It has been quite a while since I haven’t written anything about Taoism, particularly the Tao Te Ching, which as many might know is by far the quintessential collection of wisdom teachings we have not only in Taoist philosophy, but possibly throughout human history.
I want to keep this post short. The intention is to allow more space to contemplate on the piece I have chosen from the Tao Te Ching rather than using too much the language and analytical part of the brain by reading a long text.
The below is from the 36th verse of the Tao Te Ching:
That which shrinks
Must first expand
That which fails
Must first be strong
That which is cast down
Must first be raised
There must be giving
This is called perception of the nature of things
soft and weak overcome hard and strong
The first message that comes to me while reading this verse of the Tao Te Ching is the complementarity of opposites which is also a central theme in the Taoist philosophy most famously iconised with the yin and yang – the complementary balancing forces that work throughout all levels of the Cosmos, including our lives.
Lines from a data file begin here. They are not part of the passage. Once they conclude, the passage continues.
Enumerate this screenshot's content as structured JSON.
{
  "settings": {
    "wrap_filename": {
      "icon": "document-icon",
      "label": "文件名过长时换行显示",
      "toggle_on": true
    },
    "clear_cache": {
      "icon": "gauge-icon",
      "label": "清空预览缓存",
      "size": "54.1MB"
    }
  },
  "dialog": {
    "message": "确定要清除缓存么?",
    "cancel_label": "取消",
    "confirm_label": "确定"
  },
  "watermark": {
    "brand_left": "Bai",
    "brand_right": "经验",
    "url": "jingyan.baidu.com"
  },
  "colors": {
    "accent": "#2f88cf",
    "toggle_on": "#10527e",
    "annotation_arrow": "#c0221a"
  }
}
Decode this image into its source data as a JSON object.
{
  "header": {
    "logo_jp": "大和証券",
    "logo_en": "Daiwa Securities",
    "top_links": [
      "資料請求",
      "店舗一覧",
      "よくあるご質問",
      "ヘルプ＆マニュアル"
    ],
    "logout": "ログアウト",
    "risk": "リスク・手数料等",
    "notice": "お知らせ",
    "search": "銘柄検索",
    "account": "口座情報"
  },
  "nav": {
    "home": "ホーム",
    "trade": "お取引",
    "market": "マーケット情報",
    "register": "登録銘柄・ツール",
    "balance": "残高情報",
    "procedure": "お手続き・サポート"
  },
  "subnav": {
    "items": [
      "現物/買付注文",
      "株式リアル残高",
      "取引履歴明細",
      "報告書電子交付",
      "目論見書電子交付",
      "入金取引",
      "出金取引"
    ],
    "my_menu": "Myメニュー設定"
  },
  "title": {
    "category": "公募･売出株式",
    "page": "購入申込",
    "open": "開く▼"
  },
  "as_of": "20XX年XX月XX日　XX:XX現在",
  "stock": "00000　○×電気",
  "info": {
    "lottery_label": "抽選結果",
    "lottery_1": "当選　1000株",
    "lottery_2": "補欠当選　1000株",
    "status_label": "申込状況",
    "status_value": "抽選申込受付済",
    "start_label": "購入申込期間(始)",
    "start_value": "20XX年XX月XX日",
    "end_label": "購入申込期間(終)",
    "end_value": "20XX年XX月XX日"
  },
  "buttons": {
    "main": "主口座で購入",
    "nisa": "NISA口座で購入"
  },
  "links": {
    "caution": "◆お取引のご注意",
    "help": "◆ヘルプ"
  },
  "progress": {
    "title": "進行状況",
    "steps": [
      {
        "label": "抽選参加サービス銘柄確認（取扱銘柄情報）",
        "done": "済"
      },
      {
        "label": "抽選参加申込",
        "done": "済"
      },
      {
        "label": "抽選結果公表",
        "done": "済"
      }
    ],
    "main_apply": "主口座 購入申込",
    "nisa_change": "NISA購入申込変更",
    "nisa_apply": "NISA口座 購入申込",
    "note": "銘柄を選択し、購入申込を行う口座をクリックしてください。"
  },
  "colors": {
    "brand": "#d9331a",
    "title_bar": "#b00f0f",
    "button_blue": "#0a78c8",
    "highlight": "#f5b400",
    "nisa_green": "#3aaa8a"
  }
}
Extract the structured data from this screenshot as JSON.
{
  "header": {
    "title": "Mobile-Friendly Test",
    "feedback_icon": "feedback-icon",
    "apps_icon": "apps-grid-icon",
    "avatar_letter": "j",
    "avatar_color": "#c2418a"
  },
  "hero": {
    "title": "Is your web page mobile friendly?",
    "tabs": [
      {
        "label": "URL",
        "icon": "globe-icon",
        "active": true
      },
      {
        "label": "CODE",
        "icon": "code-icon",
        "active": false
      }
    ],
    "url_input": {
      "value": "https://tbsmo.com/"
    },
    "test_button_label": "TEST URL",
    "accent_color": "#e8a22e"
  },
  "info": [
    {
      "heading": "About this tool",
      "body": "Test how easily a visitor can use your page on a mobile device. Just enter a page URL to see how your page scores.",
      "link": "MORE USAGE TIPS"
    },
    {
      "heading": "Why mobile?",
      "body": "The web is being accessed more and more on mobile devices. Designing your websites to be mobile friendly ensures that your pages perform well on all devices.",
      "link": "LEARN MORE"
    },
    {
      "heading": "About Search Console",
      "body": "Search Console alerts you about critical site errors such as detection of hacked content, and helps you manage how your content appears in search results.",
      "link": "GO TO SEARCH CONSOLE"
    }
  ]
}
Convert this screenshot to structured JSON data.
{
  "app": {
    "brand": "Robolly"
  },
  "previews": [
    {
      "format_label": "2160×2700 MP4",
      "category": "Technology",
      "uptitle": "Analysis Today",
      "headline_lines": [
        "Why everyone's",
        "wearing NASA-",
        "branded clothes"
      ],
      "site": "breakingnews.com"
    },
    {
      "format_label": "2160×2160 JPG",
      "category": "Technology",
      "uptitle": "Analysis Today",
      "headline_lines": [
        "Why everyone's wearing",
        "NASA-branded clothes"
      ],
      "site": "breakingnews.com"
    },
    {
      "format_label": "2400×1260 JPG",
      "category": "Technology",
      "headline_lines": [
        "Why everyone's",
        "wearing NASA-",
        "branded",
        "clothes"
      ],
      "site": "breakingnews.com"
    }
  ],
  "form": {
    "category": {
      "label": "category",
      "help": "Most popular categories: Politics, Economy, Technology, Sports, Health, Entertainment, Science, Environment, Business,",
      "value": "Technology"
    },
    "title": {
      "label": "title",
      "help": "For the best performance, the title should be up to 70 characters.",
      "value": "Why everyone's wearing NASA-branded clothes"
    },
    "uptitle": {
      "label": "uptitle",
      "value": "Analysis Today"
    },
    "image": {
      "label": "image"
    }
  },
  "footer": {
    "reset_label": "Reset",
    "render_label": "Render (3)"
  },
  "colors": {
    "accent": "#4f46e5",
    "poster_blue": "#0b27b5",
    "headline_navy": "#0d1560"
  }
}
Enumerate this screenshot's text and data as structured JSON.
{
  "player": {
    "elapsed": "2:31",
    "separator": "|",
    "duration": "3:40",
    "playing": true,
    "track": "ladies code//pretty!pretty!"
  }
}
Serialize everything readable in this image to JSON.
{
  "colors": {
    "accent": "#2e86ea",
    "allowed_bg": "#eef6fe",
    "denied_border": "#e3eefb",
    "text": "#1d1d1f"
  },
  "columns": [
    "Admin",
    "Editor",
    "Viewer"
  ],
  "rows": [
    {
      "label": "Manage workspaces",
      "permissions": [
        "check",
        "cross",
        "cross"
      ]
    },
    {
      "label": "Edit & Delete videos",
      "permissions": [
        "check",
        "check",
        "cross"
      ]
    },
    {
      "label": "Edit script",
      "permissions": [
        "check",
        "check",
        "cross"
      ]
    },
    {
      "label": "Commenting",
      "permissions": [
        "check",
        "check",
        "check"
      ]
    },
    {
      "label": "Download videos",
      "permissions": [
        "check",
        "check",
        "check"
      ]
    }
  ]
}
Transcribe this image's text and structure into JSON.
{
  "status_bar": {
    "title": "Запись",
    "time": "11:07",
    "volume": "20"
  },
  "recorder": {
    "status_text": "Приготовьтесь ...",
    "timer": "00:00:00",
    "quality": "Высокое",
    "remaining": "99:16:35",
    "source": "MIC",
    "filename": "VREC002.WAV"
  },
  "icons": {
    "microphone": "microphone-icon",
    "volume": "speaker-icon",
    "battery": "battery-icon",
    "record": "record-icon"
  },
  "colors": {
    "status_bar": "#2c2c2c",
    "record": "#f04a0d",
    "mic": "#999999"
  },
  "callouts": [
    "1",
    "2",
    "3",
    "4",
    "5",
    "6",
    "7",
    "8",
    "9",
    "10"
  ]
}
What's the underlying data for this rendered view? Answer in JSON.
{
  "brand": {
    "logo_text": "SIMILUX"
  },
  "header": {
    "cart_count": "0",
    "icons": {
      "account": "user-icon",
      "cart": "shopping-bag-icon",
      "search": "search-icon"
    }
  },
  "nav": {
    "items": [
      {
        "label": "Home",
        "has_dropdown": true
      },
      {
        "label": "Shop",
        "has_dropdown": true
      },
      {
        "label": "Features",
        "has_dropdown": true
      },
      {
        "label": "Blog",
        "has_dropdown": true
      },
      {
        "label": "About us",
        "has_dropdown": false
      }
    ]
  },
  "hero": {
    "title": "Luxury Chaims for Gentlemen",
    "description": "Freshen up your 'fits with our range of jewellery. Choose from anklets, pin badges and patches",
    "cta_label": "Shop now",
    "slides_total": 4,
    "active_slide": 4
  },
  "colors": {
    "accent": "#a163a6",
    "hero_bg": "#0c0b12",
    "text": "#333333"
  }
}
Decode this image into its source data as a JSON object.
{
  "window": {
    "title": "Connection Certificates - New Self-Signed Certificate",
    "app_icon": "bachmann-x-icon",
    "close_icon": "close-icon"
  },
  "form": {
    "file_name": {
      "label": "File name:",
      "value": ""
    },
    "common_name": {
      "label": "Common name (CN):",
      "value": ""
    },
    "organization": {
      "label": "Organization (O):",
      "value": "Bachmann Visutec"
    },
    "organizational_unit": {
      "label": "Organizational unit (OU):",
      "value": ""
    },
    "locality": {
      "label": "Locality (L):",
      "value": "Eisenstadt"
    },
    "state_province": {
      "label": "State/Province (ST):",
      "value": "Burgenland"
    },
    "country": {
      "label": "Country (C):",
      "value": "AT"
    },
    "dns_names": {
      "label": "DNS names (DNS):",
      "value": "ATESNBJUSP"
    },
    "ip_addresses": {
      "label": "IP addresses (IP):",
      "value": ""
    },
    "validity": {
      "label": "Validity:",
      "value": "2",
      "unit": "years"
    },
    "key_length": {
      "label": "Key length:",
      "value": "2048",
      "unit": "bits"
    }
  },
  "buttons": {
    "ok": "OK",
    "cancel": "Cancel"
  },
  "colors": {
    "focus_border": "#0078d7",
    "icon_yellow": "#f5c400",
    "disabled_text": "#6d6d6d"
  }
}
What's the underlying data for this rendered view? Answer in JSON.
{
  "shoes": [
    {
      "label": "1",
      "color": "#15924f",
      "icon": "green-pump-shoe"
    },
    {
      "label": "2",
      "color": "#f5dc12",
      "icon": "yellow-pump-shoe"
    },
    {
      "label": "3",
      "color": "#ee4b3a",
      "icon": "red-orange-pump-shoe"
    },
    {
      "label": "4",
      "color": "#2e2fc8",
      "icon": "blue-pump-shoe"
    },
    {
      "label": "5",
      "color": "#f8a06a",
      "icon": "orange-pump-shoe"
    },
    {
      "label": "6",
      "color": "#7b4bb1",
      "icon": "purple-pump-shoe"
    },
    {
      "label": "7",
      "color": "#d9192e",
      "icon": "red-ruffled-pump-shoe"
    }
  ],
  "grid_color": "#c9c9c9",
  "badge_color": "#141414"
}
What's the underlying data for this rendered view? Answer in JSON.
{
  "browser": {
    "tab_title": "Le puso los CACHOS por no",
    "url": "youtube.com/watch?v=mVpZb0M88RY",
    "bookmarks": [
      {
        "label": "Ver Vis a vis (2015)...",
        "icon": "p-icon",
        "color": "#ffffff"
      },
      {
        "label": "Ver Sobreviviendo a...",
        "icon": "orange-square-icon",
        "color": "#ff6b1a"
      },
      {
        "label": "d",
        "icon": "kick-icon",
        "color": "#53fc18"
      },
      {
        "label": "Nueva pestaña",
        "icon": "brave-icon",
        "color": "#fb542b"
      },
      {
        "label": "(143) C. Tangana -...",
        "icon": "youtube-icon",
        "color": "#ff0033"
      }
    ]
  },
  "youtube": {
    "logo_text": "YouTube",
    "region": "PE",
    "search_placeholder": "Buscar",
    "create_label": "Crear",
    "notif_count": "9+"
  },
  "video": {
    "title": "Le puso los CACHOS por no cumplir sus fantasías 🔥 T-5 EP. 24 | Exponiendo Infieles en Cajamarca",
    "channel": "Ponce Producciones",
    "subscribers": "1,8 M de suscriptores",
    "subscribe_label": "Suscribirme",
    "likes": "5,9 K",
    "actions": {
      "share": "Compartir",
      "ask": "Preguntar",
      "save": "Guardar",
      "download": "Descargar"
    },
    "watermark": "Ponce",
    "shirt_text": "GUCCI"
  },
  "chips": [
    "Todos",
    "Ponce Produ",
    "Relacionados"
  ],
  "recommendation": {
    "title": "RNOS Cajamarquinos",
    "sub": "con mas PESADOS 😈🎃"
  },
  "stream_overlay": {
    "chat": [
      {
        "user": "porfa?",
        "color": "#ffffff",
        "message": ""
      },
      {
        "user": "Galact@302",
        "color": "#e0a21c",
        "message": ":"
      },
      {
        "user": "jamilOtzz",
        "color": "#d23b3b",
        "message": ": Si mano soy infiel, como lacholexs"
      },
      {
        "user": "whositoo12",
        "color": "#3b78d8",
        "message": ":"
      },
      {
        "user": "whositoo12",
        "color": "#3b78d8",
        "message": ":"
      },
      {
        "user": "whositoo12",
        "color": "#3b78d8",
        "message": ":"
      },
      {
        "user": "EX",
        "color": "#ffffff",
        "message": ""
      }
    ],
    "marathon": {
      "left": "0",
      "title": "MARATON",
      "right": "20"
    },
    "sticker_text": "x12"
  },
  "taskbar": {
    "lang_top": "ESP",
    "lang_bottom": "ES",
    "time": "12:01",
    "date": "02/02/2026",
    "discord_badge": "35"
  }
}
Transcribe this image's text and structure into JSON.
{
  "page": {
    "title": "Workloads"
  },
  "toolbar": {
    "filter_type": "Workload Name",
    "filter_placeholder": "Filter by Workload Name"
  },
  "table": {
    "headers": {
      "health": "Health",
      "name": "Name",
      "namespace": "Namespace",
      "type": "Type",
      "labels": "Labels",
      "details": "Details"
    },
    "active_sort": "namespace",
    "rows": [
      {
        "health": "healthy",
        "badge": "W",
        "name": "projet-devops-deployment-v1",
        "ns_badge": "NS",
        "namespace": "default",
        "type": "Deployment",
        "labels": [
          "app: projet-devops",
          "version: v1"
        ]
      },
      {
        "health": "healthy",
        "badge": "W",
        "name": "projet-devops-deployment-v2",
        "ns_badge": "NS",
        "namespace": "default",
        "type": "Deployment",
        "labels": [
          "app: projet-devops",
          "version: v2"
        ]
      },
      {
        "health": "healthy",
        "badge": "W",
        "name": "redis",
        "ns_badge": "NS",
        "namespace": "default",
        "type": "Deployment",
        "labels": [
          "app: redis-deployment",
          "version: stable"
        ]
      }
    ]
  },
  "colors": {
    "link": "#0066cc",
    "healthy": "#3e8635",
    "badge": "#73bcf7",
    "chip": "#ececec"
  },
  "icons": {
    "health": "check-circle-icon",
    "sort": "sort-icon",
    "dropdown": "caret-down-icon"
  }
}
I feel that the verse is calling for a clearer perception, and perspective, on the nature of things. In our ‘normal’ way of seeing things we tend to overlook how seemingly opposite qualities and forces work harmoniously together, often coming together in cycles where one aspect follows its opposite but complementary quality. That which is now shrinking had to pass through a natural cycle of expansion first and so on. In this particular example, expansion does not happen all the time. There must necessary be periods of contraction.
As always, the messages in the Tao Te Ching have multiple levels of meaning and wisdom embedded in the most parsimonious way possible. Another understanding brings to our attention a hidden lesson in life – that of impermanence and attachment. When things start going good or bad, we tend to perceive it as being constant and perpetual. Good times will go on forever and bad times will seal our fate till eternity. And of course this is obviously not so yet this way of seeing things bring suffering, disappointment and frustration. The Tao Te Ching loves to point out these obvious oversights and explains the real nature of things through contradiction or paradox so we can correct our perspective.
So therefore, one has to take a more natural stand in line with how the Universe really works. Understand its cycles and rhythms and that what we perceive as being so, is only part of a natural cycle that will come to an end before starting a new one.
Life and time, as the ancient have known before us, is cyclical. Our modern day view tends to see life in a linear and fixed fashion.